TASK REQUIREMENTS. Each line that includes "Function" must be copied from the records.

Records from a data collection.
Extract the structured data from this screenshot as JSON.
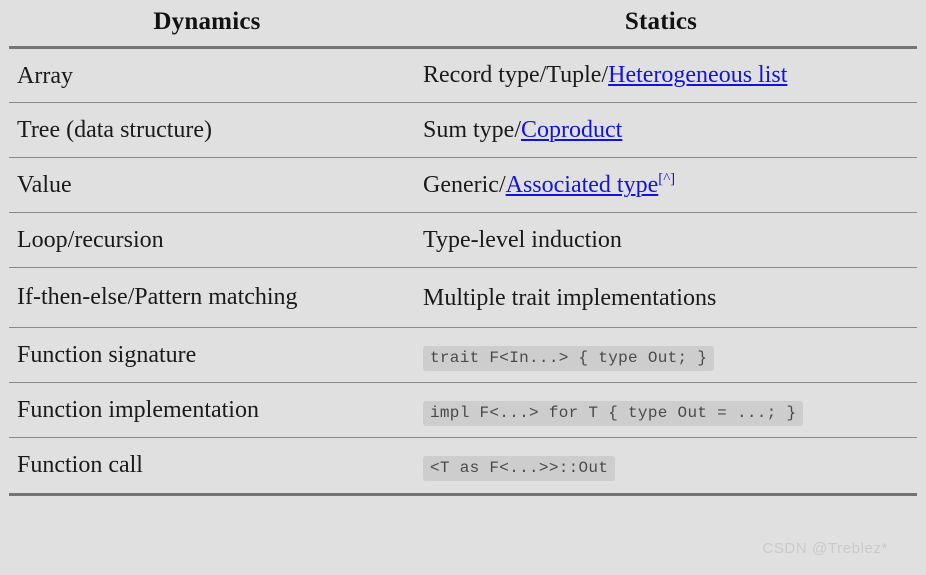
{
  "page": {
    "background_color": "#e0e0e0",
    "text_color": "#1a1a1a",
    "rule_color": "#757575",
    "link_color": "#1313e0",
    "code_background": "#cdcdcd",
    "code_text_color": "#4a4a4a"
  },
  "table": {
    "headers": {
      "dynamics": "Dynamics",
      "statics": "Statics"
    },
    "rows": [
      {
        "dynamics": "Array",
        "statics_prefix": "Record type/Tuple/",
        "statics_link": "Heterogeneous list",
        "statics_suffix": "",
        "statics_sup": "",
        "statics_is_code": false
      },
      {
        "dynamics": "Tree (data structure)",
        "statics_prefix": "Sum type/",
        "statics_link": "Coproduct",
        "statics_suffix": "",
        "statics_sup": "",
        "statics_is_code": false
      },
      {
        "dynamics": "Value",
        "statics_prefix": "Generic/",
        "statics_link": "Associated type",
        "statics_suffix": "",
        "statics_sup": "[^]",
        "statics_is_code": false
      },
      {
        "dynamics": "Loop/recursion",
        "statics_prefix": "Type-level induction",
        "statics_link": "",
        "statics_suffix": "",
        "statics_sup": "",
        "statics_is_code": false
      },
      {
        "dynamics": "If-then-else/Pattern matching",
        "statics_prefix": "Multiple trait implementations",
        "statics_link": "",
        "statics_suffix": "",
        "statics_sup": "",
        "statics_is_code": false
      },
      {
        "dynamics": "Function signature",
        "statics_prefix": "",
        "statics_link": "",
        "statics_suffix": "",
        "statics_sup": "",
        "statics_is_code": true,
        "statics_code": "trait F<In...> { type Out; }"
      },
      {
        "dynamics": "Function implementation",
        "statics_prefix": "",
        "statics_link": "",
        "statics_suffix": "",
        "statics_sup": "",
        "statics_is_code": true,
        "statics_code": "impl F<...> for T { type Out = ...; }"
      },
      {
        "dynamics": "Function call",
        "statics_prefix": "",
        "statics_link": "",
        "statics_suffix": "",
        "statics_sup": "",
        "statics_is_code": true,
        "statics_code": "<T as F<...>>::Out"
      }
    ]
  },
  "watermark": {
    "text": "CSDN @Treblez*"
  }
}
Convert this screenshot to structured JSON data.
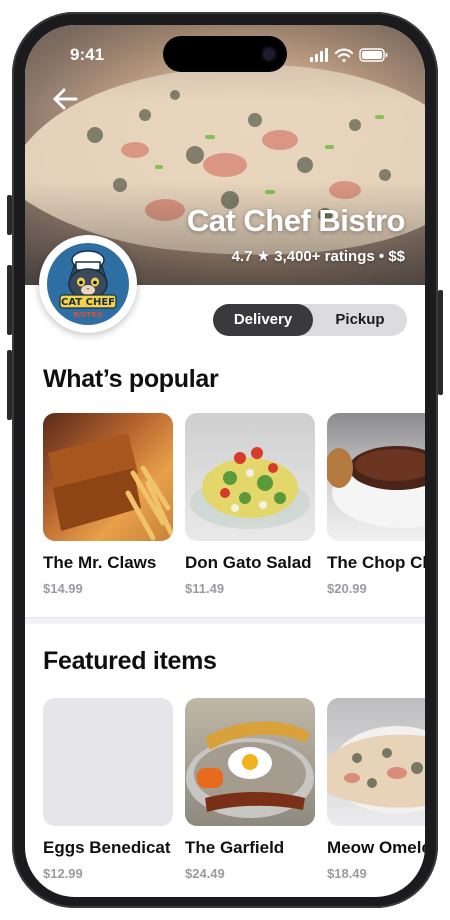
{
  "status_bar": {
    "time": "9:41"
  },
  "header": {
    "restaurant_name": "Cat Chef Bistro",
    "rating": "4.7",
    "rating_star": "★",
    "ratings_count": "3,400+ ratings",
    "separator": "•",
    "price_level": "$$",
    "back_icon": "arrow-left-icon"
  },
  "logo": {
    "line1": "CAT CHEF",
    "line2": "BISTRO"
  },
  "mode_toggle": {
    "options": [
      "Delivery",
      "Pickup"
    ],
    "selected": "Delivery"
  },
  "sections": [
    {
      "title": "What’s popular",
      "items": [
        {
          "name": "The Mr. Claws",
          "price": "$14.99"
        },
        {
          "name": "Don Gato Salad",
          "price": "$11.49"
        },
        {
          "name": "The Chop Ch",
          "price": "$20.99"
        }
      ]
    },
    {
      "title": "Featured items",
      "items": [
        {
          "name": "Eggs Benedicat",
          "price": "$12.99"
        },
        {
          "name": "The Garfield",
          "price": "$24.49"
        },
        {
          "name": "Meow Omele",
          "price": "$18.49"
        }
      ]
    }
  ]
}
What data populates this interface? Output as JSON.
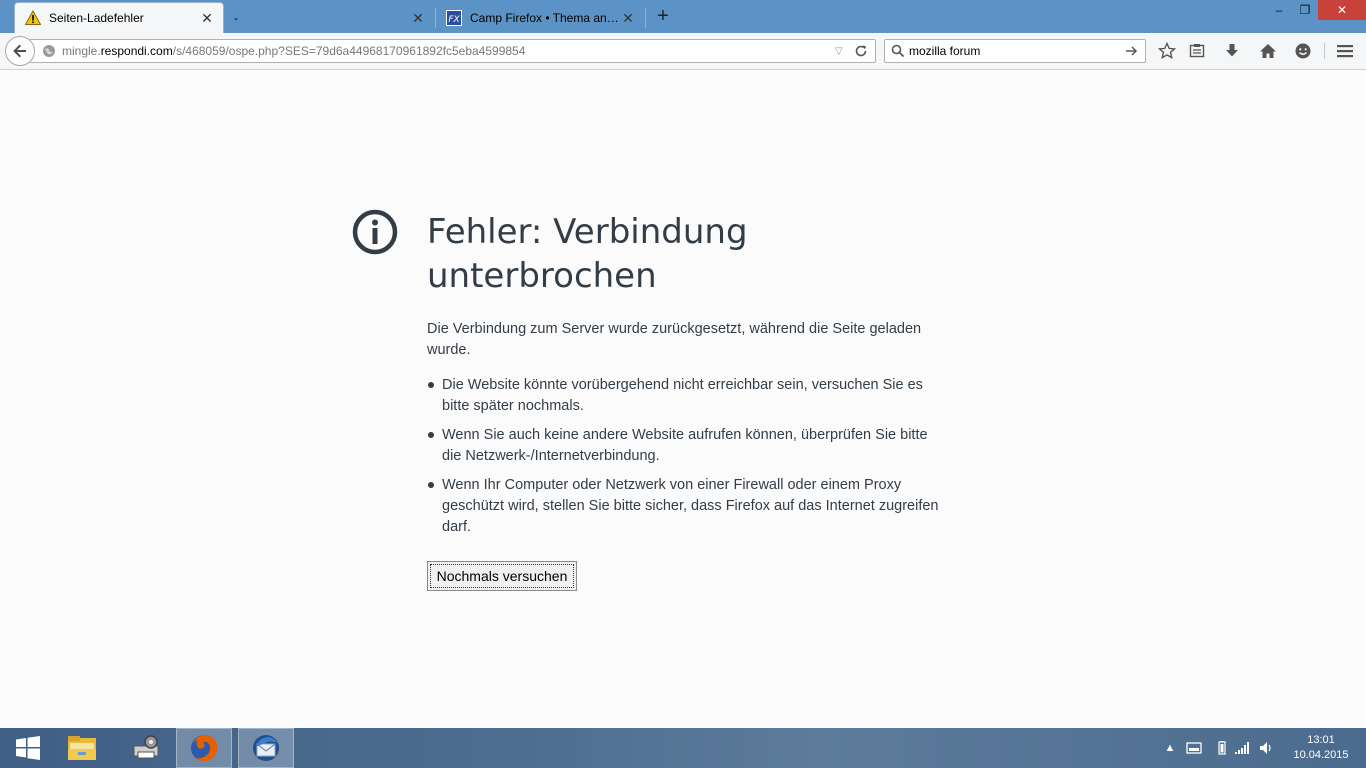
{
  "tabs": [
    {
      "label": "Seiten-Ladefehler",
      "icon": "warning-icon",
      "active": true
    },
    {
      "label": "-",
      "icon": "",
      "active": false
    },
    {
      "label": "Camp Firefox • Thema anz...",
      "icon": "camp-firefox-icon",
      "active": false
    }
  ],
  "newtab": {
    "label": "+"
  },
  "window": {
    "minimize": "‒",
    "maximize": "❐",
    "close": "✕"
  },
  "urlbar": {
    "prefix": "mingle.",
    "host": "respondi.com",
    "path": "/s/468059/ospe.php?SES=79d6a44968170961892fc5eba4599854"
  },
  "search": {
    "value": "mozilla forum"
  },
  "error": {
    "title": "Fehler: Verbindung unterbrochen",
    "description": "Die Verbindung zum Server wurde zurückgesetzt, während die Seite geladen wurde.",
    "items": [
      "Die Website könnte vorübergehend nicht erreichbar sein, versuchen Sie es bitte später nochmals.",
      "Wenn Sie auch keine andere Website aufrufen können, überprüfen Sie bitte die Netzwerk-/Internetverbindung.",
      "Wenn Ihr Computer oder Netzwerk von einer Firewall oder einem Proxy geschützt wird, stellen Sie bitte sicher, dass Firefox auf das Internet zugreifen darf."
    ],
    "retry_label": "Nochmals versuchen"
  },
  "taskbar": {
    "time": "13:01",
    "date": "10.04.2015"
  },
  "colors": {
    "titlebar": "#5b93c6",
    "text": "#333d47",
    "close": "#c8413a"
  }
}
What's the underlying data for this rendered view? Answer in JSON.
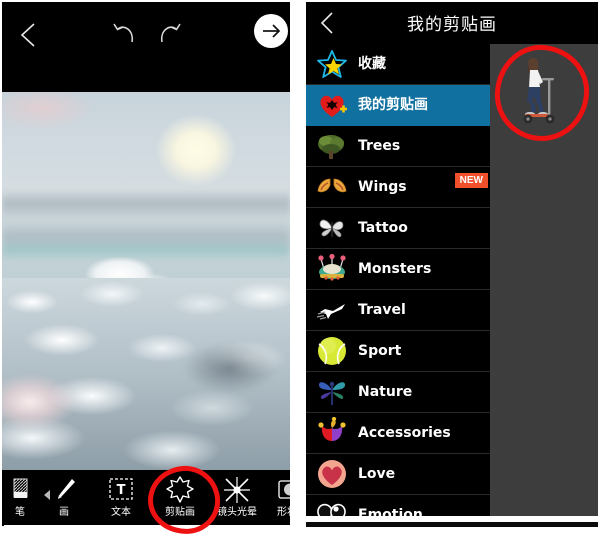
{
  "left_screen": {
    "topbar": {
      "back_icon": "chevron-left-icon",
      "undo_icon": "undo-arrow-icon",
      "redo_icon": "redo-arrow-icon",
      "next_icon": "arrow-right-icon"
    },
    "canvas": {
      "image_description": "aerial photo of clouds and sky from an airplane window"
    },
    "toolbar": {
      "scroll_hint_icon": "left-arrow-icon",
      "tools": [
        {
          "label": "笔",
          "icon": "eraser-icon"
        },
        {
          "label": "画",
          "icon": "brush-icon"
        },
        {
          "label": "文本",
          "icon": "text-box-icon"
        },
        {
          "label": "剪贴画",
          "icon": "clipart-star-icon",
          "selected": true
        },
        {
          "label": "镜头光晕",
          "icon": "lens-flare-icon"
        },
        {
          "label": "形状遮",
          "icon": "shape-mask-icon"
        }
      ]
    },
    "annotation": {
      "shape": "red-hand-drawn-circle",
      "color": "#ee1111",
      "target": "剪贴画"
    }
  },
  "right_screen": {
    "topbar": {
      "back_icon": "chevron-left-icon",
      "title": "我的剪贴画"
    },
    "categories": [
      {
        "label": "收藏",
        "icon": "star-favorite-icon",
        "selected": false,
        "badge": ""
      },
      {
        "label": "我的剪贴画",
        "icon": "heart-plus-icon",
        "selected": true,
        "badge": ""
      },
      {
        "label": "Trees",
        "icon": "tree-icon",
        "selected": false,
        "badge": ""
      },
      {
        "label": "Wings",
        "icon": "wings-icon",
        "selected": false,
        "badge": "NEW"
      },
      {
        "label": "Tattoo",
        "icon": "tattoo-butterfly-icon",
        "selected": false,
        "badge": ""
      },
      {
        "label": "Monsters",
        "icon": "monster-alien-icon",
        "selected": false,
        "badge": ""
      },
      {
        "label": "Travel",
        "icon": "airplane-icon",
        "selected": false,
        "badge": ""
      },
      {
        "label": "Sport",
        "icon": "tennis-ball-icon",
        "selected": false,
        "badge": ""
      },
      {
        "label": "Nature",
        "icon": "dragonfly-icon",
        "selected": false,
        "badge": ""
      },
      {
        "label": "Accessories",
        "icon": "jester-hat-icon",
        "selected": false,
        "badge": ""
      },
      {
        "label": "Love",
        "icon": "heart-icon",
        "selected": false,
        "badge": ""
      },
      {
        "label": "Emotion",
        "icon": "crying-eyes-icon",
        "selected": false,
        "badge": ""
      }
    ],
    "thumbnail_pane": {
      "items": [
        {
          "name": "woman-on-scooter-sticker"
        }
      ]
    },
    "annotation": {
      "shape": "red-hand-drawn-circle",
      "color": "#ee1111",
      "target": "woman-on-scooter-sticker"
    }
  },
  "colors": {
    "selection_blue": "#10709f",
    "badge_orange": "#f0502a",
    "annotation_red": "#ee1111",
    "panel_black": "#000000",
    "thumb_pane_gray": "#3d3d3d"
  }
}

WRITTEN ANSWER.
        "dynamics": "Function signature",
        "dynamics": "Function implementation",
        "dynamics": "Function call",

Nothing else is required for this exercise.